This post is Part 4 of a four part series:
Symmetric Difference of Multiple Arrays (Part 1)
Symmetric Difference of Multiple Arrays (Part 2)
Symmetric Difference of Multiple Arrays (Part 3)
Symmetric Difference of Multiple Arrays (Part 4) <– You are here

The final post! The one where we get to put it all together and see the function in all it’s glory.

Let’s recap what we have:

#### Helper Function 1: Symmetric Difference of Two Arrays

This function takes in two arrays and returns their symmetric difference as an array. See more detail on how this was constructed in Part 2.

#### Helper Function 2: Remove Duplicates from an Array

This function takes in an array and returns that same array with no duplicates. See more detail on how this was constructed in Part 3.

Okay, now it’s time to bring `.reduce()` in and finish this function once and for all.

#### Applying `.reduce()`

The MDN docs say “The reduce() method applies a function against an accumulator and each value of the array (from left-to-right) to reduce it to a single value.” Don’t worry, I don’t understand that either.

I’ll try my own explanation, and if this doesn’t make sense, try googling “javascript .reduce” and you will find lots of useful tutorials and resources.
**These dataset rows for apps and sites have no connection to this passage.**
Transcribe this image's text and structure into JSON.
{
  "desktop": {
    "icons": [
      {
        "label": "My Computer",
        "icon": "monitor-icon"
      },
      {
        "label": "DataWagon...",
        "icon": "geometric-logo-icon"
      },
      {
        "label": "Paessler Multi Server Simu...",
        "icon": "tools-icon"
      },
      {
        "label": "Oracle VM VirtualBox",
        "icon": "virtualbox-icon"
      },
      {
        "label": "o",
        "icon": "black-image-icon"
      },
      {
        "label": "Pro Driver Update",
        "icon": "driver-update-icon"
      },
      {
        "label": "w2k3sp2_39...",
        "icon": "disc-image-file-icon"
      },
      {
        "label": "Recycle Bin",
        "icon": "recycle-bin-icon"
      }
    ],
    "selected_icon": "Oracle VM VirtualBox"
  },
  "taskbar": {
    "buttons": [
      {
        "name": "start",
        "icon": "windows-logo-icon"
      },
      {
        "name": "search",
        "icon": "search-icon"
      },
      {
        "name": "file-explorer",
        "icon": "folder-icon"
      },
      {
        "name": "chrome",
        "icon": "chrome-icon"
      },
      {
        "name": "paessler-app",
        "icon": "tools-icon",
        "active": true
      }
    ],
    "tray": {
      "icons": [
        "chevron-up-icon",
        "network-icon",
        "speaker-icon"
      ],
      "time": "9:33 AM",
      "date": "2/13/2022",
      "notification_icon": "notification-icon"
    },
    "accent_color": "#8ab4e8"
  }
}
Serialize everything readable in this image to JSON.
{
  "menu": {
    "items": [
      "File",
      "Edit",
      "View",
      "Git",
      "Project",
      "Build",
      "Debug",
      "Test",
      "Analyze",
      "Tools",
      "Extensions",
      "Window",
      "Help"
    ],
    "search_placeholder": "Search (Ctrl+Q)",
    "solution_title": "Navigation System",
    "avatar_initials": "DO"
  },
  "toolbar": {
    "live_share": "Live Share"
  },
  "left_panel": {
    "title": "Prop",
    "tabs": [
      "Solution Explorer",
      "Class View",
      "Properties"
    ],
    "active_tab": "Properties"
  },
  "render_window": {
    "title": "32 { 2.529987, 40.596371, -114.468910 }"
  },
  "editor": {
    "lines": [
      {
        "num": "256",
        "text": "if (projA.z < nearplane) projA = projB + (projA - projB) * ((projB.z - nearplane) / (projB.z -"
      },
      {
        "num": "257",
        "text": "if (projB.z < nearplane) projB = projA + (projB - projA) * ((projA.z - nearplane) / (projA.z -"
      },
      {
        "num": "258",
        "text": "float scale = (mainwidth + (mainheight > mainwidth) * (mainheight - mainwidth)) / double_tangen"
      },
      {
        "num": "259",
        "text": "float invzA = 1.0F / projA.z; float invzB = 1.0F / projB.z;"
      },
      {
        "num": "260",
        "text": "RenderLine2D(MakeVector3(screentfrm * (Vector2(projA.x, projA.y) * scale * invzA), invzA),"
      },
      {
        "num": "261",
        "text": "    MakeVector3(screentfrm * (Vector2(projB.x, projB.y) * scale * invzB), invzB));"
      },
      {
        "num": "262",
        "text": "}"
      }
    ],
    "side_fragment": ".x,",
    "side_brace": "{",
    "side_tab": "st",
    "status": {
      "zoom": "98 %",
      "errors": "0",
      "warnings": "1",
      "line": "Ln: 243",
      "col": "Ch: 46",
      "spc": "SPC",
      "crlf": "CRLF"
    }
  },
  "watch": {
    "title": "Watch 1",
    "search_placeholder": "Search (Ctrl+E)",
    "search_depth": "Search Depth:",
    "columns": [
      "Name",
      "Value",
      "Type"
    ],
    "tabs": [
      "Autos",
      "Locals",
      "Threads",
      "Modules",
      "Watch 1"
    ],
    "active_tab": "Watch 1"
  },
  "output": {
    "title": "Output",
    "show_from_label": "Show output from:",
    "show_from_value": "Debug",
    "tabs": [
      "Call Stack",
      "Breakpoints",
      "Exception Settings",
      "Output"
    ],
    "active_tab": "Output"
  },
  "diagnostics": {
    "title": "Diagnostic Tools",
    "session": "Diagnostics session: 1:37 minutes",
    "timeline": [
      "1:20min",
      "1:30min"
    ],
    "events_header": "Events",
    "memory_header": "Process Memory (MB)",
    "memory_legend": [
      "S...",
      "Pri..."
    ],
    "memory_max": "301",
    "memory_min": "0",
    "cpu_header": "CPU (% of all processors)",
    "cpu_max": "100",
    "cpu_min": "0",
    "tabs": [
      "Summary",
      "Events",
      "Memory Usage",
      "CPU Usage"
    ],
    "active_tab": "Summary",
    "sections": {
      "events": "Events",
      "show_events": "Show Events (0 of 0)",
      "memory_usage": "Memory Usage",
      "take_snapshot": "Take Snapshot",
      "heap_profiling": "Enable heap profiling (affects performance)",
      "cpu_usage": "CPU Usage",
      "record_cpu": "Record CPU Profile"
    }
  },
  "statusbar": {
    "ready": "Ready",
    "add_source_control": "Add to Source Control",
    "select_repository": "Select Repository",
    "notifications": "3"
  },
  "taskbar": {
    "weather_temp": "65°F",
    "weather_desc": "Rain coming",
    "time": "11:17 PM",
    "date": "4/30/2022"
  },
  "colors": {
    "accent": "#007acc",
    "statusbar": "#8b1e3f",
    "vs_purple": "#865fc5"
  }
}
Here it goes: `.reduce()` implements a callback function which takes two primary arguments (there are other options but there are two really important ones). These two arguments are two elements from the array on which you are calling the `.reduce()` method. The first argument is the first element in the array, and the second argument is the second element in the array. The callback function acts on both of these arguments, and returns a single thing, (the return value of your callback function) this can be an object, number, array, or whatever. This thing is referred to as the “accumulator.” The accumulator is then used as the first argument for the next round of the callback function. The second argument for the callback function comes from the next element in the array (which was not part of the first callback round). This process repeats until the entire array has been processed and the finaly value of the accumulator is returned.

So, in our example, the callback function is going to be our symmetric difference of two arrays function, so aptly named `symDiffTwoArrays(arr1, arr2)`. Calling `.reduce()` on the `argArray` array will apply the symmetric difference algorithm to the first two elements, then the result of that gets stored in the “accumulator”. Then, symmetric difference algorithm gets applied to the accumulator and the next element, and so on. Here’s a pretty picture hand-drawn by moi:

Hopefully this shed some light on the seemingly-magical `.reduce()` for you.

#### Put It All Together

Now that we have covered each part in detail, the whole should make sense.